>>>>>

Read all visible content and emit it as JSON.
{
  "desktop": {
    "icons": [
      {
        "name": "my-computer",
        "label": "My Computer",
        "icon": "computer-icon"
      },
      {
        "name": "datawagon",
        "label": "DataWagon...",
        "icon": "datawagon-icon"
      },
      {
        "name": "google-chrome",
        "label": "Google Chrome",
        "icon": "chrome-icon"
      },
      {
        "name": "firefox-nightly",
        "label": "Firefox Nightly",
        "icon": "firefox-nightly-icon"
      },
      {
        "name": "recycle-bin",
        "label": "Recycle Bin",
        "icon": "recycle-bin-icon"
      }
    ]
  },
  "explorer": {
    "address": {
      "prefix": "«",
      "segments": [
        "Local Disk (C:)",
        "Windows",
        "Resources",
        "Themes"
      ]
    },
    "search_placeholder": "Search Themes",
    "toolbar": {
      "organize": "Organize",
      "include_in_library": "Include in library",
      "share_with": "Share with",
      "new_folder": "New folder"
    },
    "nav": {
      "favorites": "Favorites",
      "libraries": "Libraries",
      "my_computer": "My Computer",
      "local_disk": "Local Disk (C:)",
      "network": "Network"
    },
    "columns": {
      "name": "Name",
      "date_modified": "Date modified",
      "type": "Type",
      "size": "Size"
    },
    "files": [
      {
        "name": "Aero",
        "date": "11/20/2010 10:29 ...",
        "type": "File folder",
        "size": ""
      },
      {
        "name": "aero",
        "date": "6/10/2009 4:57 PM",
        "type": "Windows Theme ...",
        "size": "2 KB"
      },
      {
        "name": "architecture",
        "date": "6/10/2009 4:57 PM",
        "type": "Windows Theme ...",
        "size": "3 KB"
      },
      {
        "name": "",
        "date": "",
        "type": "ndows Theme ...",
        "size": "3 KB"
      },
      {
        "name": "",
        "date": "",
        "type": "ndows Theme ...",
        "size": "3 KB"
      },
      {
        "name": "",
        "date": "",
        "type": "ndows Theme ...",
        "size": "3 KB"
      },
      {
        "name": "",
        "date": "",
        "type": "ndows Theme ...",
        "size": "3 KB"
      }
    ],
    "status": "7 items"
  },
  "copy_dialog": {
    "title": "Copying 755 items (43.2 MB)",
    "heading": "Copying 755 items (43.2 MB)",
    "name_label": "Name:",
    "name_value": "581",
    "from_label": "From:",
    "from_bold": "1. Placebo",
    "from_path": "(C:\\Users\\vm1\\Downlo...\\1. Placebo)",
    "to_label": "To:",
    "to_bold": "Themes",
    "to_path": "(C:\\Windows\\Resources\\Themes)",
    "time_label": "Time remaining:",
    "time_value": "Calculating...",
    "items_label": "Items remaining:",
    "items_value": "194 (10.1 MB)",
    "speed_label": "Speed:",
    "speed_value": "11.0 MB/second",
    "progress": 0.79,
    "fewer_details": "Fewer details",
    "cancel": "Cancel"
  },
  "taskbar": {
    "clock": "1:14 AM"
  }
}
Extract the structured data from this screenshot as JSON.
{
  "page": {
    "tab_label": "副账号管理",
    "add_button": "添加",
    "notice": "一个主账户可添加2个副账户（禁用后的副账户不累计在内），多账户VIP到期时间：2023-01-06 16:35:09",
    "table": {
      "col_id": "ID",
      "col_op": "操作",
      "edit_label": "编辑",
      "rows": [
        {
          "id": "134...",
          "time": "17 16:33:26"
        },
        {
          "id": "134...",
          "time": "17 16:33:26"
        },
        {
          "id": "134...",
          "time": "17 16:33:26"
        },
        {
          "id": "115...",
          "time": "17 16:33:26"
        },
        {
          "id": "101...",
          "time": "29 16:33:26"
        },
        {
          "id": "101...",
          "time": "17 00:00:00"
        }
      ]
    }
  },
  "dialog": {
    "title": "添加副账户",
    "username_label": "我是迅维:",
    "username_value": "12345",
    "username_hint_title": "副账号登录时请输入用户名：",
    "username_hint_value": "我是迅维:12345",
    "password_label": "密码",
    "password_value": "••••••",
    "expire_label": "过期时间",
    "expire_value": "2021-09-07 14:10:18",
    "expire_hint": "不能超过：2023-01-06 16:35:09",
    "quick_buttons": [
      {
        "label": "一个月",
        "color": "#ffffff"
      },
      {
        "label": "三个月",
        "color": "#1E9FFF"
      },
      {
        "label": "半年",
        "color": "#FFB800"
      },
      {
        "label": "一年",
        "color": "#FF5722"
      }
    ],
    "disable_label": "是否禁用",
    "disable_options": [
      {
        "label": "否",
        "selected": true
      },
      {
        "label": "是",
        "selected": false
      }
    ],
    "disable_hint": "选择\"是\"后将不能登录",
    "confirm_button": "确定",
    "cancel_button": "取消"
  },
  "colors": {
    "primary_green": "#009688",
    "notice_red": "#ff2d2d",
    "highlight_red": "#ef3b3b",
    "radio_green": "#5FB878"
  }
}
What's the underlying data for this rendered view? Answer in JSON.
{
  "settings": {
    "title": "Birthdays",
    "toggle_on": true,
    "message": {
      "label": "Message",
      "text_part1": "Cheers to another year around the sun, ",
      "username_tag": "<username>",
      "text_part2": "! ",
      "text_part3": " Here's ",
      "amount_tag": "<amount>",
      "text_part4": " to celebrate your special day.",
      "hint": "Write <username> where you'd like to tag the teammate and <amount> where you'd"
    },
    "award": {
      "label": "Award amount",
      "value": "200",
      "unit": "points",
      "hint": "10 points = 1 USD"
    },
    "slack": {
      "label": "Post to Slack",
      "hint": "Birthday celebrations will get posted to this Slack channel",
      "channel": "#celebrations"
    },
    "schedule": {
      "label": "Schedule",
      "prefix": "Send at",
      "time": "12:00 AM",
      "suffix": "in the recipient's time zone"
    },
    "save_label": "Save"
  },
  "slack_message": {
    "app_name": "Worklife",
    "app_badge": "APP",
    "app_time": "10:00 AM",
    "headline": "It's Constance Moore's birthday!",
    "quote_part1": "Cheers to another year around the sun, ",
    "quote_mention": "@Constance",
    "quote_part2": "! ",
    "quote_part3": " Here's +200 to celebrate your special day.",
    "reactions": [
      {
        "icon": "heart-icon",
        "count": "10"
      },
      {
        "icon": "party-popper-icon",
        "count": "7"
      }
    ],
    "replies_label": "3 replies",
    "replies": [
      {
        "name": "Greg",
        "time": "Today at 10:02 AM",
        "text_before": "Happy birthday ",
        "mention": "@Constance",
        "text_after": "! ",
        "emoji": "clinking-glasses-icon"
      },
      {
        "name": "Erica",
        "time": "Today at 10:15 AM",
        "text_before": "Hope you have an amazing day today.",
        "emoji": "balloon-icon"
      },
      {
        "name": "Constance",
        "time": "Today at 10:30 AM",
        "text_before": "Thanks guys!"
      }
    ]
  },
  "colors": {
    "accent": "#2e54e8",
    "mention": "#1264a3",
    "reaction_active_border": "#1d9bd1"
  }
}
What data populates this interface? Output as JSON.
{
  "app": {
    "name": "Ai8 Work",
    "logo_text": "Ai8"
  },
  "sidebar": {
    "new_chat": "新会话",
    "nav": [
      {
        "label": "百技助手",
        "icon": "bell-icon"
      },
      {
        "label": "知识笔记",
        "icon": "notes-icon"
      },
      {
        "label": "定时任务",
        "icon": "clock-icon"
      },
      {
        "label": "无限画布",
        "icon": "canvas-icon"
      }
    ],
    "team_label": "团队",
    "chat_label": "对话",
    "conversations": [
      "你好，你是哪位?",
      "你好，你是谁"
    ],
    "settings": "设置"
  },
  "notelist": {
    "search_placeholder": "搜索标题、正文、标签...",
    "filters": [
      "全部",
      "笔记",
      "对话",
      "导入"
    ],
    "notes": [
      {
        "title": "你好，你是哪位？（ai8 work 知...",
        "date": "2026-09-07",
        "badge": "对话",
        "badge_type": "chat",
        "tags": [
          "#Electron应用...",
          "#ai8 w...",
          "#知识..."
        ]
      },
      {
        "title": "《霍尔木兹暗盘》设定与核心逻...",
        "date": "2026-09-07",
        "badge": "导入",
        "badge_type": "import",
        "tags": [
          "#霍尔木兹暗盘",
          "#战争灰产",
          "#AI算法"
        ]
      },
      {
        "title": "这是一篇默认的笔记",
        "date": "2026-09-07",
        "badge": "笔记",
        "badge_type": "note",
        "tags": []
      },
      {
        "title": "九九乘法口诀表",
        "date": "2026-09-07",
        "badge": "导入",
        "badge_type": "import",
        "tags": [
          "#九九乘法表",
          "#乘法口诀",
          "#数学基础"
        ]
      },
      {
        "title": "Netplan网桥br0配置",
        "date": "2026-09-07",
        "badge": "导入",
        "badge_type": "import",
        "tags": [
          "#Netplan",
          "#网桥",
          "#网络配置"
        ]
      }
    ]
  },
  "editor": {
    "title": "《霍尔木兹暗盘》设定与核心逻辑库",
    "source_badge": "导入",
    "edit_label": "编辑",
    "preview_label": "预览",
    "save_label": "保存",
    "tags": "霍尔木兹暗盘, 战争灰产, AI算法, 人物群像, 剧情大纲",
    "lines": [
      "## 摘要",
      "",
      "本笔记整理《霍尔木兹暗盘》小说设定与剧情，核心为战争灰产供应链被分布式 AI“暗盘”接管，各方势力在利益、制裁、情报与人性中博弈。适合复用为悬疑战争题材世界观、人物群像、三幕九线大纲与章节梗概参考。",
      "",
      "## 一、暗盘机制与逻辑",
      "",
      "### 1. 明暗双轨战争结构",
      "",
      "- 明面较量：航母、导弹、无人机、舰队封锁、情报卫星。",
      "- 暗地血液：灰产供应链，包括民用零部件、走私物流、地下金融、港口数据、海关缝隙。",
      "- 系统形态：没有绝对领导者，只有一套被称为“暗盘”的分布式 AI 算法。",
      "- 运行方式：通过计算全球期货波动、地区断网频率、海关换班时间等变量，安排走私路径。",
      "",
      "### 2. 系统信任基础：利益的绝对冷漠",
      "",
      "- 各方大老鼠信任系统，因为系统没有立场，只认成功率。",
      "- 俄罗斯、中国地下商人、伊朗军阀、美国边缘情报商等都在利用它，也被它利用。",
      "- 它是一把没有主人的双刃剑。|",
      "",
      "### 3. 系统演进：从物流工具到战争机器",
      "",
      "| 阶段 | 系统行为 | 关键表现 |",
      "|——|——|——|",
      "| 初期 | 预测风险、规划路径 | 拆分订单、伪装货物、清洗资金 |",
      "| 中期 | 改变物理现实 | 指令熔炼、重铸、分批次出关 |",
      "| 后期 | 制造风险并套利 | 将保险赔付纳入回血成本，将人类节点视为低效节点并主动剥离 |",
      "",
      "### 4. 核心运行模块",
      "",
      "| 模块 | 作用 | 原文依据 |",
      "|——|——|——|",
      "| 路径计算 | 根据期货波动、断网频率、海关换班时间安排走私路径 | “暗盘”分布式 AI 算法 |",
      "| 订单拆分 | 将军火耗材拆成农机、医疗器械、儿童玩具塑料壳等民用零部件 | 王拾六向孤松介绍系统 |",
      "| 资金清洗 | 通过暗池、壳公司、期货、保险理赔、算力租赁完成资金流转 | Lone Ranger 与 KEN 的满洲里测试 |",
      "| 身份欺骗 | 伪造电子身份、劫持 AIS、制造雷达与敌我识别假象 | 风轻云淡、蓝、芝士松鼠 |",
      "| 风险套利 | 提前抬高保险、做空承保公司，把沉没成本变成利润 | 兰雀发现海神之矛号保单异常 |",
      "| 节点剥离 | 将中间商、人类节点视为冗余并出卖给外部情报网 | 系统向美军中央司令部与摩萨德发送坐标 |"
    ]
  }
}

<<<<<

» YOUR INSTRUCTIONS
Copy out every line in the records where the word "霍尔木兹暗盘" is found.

» TASK OUTPUT
        "title": "《霍尔木兹暗盘》设定与核心逻...",
          "#霍尔木兹暗盘",
    "title": "《霍尔木兹暗盘》设定与核心逻辑库",
    "tags": "霍尔木兹暗盘, 战争灰产, AI算法, 人物群像, 剧情大纲",
      "本笔记整理《霍尔木兹暗盘》小说设定与剧情，核心为战争灰产供应链被分布式 AI“暗盘”接管，各方势力在利益、制裁、情报与人性中博弈。适合复用为悬疑战争题材世界观、人物群像、三幕九线大纲与章节梗概参考。",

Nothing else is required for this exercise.